:: Task directions ::
Each line of the records that holds the word "icon" should be copied out.

:: Materials provided ::

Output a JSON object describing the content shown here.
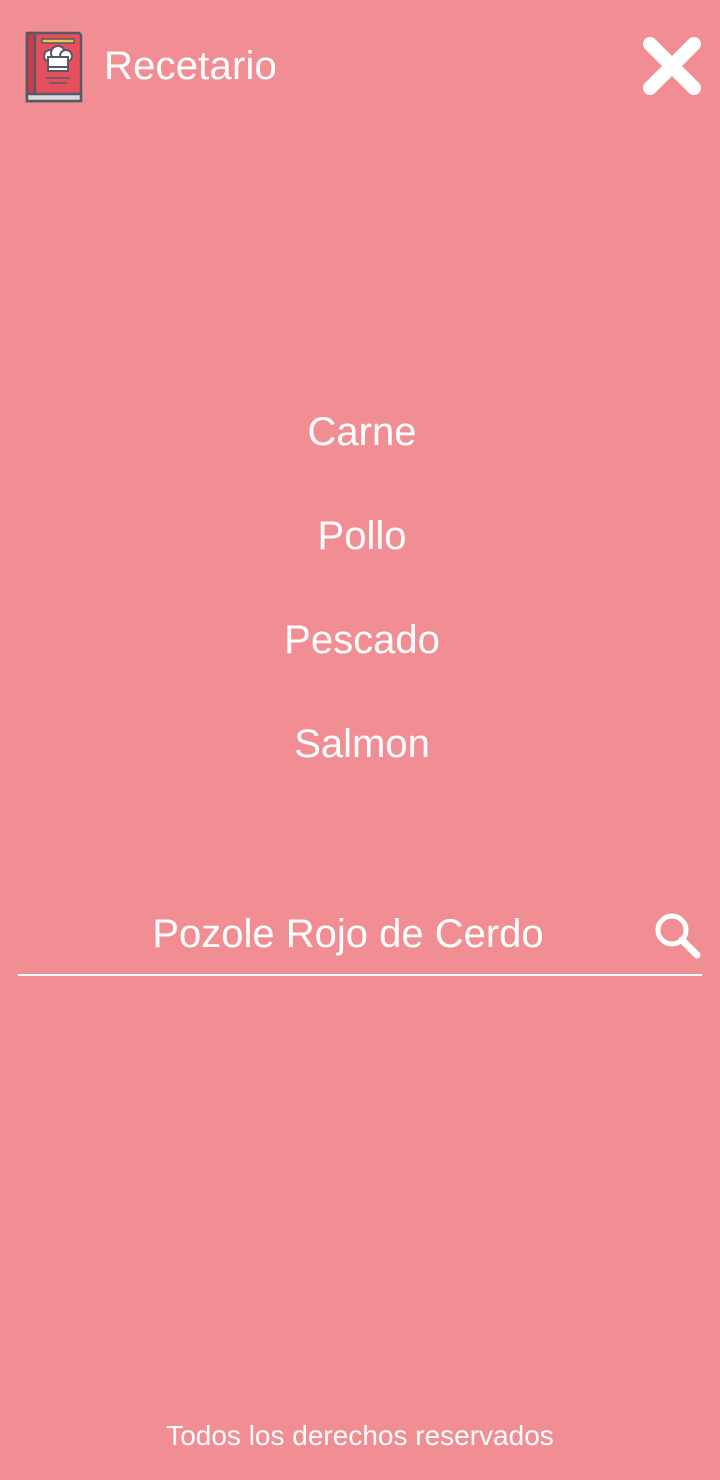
{
  "app": {
    "title": "Recetario",
    "logo_icon": "cookbook-chef-hat-icon",
    "close_icon": "close-icon"
  },
  "menu": {
    "items": [
      {
        "label": "Carne"
      },
      {
        "label": "Pollo"
      },
      {
        "label": "Pescado"
      },
      {
        "label": "Salmon"
      }
    ]
  },
  "search": {
    "placeholder": "Pozole Rojo de Cerdo",
    "value": "",
    "icon": "search-icon"
  },
  "footer": {
    "text": "Todos los derechos reservados"
  },
  "colors": {
    "background": "#f08e94",
    "text": "#ffffff",
    "book_cover": "#e84f5c"
  }
}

:: Task output ::
    "logo_icon": "cookbook-chef-hat-icon",
    "close_icon": "close-icon"
    "icon": "search-icon"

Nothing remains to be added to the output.